(Excerpts from an interface dataset)
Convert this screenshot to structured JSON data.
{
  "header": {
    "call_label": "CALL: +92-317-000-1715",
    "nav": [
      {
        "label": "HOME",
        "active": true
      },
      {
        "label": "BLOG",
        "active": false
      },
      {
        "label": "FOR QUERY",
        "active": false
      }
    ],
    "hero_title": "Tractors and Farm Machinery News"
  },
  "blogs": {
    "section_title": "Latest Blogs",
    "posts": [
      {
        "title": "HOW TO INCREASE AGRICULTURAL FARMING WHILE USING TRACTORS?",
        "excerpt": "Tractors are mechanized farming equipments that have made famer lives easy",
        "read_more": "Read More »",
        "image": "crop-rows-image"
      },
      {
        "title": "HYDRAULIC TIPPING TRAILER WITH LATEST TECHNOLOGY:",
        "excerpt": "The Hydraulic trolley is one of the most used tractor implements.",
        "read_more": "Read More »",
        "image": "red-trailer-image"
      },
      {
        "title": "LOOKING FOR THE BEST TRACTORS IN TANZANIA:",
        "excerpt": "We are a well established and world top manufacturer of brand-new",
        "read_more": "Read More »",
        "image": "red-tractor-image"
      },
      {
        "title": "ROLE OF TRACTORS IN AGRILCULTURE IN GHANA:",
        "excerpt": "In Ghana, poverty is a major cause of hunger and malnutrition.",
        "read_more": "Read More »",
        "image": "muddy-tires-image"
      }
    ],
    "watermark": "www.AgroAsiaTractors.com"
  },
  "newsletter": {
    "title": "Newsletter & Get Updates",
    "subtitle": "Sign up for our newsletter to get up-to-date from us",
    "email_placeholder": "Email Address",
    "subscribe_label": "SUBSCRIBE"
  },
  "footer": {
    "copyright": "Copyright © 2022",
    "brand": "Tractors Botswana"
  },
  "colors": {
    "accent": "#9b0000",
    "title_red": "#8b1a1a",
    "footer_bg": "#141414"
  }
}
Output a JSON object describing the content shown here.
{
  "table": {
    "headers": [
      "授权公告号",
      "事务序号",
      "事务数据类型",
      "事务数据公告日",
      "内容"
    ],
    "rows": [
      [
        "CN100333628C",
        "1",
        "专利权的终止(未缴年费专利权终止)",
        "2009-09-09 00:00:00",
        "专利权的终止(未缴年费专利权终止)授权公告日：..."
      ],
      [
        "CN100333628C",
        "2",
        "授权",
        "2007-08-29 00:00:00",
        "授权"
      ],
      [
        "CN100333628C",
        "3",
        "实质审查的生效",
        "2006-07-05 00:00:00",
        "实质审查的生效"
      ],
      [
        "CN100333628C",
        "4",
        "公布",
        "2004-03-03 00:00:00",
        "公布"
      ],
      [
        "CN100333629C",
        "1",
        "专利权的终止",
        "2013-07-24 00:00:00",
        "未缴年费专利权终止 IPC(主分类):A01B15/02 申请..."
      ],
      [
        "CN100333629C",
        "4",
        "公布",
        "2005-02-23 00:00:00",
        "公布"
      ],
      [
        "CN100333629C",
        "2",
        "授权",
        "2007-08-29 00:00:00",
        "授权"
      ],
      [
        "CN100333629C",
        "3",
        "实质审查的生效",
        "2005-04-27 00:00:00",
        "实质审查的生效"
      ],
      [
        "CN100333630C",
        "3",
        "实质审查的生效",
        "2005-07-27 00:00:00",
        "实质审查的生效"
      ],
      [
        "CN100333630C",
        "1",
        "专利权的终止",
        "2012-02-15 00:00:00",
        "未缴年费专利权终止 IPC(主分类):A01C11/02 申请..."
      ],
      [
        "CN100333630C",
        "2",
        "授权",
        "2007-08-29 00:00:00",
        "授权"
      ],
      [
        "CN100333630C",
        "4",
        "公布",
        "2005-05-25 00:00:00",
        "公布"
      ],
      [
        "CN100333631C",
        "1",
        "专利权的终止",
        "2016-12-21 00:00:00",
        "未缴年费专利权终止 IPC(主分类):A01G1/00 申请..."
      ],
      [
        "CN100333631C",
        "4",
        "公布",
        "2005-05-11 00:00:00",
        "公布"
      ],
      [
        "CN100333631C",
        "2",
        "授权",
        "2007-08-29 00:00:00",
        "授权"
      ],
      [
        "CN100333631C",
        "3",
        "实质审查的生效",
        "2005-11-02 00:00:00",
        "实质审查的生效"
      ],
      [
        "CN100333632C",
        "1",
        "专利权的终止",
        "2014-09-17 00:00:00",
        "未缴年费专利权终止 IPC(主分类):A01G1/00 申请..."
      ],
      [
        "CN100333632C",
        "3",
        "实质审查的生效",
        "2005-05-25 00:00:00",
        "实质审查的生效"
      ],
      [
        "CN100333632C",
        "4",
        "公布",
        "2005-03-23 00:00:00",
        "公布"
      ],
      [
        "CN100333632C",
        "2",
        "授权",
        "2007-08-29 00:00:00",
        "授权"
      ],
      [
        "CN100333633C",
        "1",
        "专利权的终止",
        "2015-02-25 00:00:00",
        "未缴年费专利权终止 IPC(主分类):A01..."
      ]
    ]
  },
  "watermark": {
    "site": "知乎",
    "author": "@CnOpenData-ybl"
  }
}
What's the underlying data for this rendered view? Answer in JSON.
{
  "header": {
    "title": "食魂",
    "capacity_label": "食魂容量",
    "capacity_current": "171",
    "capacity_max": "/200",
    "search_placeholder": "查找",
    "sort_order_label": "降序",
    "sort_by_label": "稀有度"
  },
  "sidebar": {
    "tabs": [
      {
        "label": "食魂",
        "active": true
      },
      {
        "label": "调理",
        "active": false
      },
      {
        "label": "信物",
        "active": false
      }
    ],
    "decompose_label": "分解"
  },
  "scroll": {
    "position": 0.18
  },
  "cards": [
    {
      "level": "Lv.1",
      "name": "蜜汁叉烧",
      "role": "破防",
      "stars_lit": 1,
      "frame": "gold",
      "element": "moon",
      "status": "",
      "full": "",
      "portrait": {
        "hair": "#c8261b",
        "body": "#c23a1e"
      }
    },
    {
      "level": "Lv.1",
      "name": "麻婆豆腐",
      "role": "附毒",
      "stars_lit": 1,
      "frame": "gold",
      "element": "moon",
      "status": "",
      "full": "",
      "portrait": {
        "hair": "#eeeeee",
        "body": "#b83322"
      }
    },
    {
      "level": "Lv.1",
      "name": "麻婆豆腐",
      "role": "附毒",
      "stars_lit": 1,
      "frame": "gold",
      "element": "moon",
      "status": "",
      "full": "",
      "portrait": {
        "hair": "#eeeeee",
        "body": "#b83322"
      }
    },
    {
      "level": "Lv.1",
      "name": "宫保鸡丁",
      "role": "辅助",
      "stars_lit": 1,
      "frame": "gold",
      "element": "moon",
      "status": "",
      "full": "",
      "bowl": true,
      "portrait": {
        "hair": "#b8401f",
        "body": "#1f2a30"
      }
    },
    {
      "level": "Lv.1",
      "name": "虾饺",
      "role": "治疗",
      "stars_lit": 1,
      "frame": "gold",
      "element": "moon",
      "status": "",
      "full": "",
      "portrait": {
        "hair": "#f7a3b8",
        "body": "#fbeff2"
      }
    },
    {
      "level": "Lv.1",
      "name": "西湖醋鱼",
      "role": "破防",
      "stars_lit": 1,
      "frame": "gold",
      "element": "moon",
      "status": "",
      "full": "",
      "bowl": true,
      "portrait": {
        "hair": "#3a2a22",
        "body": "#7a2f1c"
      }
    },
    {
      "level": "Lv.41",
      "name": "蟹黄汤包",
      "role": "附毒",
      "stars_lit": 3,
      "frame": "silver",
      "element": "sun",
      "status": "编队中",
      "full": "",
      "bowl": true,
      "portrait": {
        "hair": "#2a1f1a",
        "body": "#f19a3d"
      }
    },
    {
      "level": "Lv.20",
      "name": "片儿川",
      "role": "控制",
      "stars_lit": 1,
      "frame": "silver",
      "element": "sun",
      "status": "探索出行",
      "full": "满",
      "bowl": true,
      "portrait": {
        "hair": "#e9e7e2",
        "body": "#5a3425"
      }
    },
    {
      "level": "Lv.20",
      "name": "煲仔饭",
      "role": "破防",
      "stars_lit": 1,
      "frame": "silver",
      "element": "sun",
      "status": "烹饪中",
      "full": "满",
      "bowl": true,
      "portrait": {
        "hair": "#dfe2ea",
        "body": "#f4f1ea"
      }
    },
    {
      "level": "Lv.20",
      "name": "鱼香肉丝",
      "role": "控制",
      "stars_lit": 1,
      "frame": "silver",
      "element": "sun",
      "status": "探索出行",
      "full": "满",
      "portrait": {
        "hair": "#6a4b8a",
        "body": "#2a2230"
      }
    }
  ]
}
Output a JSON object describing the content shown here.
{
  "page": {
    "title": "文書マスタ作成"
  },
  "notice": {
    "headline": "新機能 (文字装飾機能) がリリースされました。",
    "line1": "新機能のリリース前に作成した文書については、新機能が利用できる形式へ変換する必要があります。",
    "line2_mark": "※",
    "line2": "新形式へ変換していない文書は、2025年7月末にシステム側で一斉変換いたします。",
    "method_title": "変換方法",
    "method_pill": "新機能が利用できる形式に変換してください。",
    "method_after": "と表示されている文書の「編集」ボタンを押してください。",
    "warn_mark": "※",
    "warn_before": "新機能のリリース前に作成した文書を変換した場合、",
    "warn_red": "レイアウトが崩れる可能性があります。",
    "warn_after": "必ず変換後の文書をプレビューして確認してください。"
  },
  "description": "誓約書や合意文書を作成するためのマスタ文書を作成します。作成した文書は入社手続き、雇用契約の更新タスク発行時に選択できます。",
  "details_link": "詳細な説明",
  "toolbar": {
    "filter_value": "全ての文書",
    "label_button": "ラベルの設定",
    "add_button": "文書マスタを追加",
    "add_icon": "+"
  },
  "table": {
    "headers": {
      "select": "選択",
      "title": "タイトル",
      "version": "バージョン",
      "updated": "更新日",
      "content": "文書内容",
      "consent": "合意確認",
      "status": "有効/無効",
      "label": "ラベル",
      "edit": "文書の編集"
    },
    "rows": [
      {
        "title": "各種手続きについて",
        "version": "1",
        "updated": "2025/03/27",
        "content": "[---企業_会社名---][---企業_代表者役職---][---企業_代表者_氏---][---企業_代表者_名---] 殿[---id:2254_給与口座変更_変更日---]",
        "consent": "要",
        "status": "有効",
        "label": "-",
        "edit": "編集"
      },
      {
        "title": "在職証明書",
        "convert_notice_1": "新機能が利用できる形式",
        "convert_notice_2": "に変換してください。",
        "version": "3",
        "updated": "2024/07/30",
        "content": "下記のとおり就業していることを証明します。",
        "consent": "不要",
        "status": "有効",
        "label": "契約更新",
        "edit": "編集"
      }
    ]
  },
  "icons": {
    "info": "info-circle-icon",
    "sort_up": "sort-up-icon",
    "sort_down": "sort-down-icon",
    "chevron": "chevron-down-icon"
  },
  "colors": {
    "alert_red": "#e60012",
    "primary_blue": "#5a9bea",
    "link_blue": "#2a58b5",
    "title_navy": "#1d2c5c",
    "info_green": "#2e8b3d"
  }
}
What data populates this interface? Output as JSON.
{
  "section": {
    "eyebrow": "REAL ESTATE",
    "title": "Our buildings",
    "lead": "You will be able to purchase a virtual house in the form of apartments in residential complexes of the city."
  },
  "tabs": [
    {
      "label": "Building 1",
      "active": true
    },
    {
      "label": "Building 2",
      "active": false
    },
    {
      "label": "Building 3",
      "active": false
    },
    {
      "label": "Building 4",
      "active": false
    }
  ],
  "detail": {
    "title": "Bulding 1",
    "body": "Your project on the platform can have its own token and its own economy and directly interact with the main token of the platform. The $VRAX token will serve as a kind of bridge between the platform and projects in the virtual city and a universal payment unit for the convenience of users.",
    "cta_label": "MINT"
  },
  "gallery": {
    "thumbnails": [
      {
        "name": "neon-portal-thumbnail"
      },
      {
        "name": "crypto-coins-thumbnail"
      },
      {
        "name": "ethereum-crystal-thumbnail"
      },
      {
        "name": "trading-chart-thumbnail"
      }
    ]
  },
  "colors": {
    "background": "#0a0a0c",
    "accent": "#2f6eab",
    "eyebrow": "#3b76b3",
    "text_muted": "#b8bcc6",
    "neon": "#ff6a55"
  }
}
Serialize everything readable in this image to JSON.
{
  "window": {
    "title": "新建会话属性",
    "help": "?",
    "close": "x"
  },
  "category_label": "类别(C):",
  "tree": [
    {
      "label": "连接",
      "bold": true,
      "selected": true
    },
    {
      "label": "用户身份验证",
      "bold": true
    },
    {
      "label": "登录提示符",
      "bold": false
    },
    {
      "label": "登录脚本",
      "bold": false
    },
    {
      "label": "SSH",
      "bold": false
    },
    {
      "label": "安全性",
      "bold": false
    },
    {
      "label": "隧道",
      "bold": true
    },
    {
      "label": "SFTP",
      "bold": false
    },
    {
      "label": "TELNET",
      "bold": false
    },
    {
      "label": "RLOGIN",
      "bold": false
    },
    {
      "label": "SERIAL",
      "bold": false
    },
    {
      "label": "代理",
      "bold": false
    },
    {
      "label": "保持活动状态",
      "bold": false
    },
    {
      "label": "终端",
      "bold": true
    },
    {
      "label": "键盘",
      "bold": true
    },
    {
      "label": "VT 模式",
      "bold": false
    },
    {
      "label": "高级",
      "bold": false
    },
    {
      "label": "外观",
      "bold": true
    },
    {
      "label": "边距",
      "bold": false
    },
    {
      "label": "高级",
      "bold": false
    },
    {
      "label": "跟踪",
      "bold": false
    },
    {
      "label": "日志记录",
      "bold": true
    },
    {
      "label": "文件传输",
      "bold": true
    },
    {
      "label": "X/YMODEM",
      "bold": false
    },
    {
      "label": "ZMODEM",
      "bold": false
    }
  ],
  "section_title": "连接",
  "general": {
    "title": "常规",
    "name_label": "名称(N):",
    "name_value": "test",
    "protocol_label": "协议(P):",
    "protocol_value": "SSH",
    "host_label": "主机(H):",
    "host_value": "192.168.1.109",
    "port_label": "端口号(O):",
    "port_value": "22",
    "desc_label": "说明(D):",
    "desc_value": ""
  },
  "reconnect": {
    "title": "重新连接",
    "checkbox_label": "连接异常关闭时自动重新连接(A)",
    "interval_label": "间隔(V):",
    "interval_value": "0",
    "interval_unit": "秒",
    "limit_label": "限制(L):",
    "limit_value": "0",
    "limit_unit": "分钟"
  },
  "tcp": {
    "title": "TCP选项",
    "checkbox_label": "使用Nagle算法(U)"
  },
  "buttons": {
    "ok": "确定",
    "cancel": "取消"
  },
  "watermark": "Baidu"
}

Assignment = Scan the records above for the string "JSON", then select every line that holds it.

Reply =
Convert this screenshot to structured JSON data.
Output a JSON object describing the content shown here.
What's the underlying data for this rendered view? Answer in JSON.
Output a JSON object describing the content shown here.
What data populates this interface? Output as JSON.
Serialize everything readable in this image to JSON.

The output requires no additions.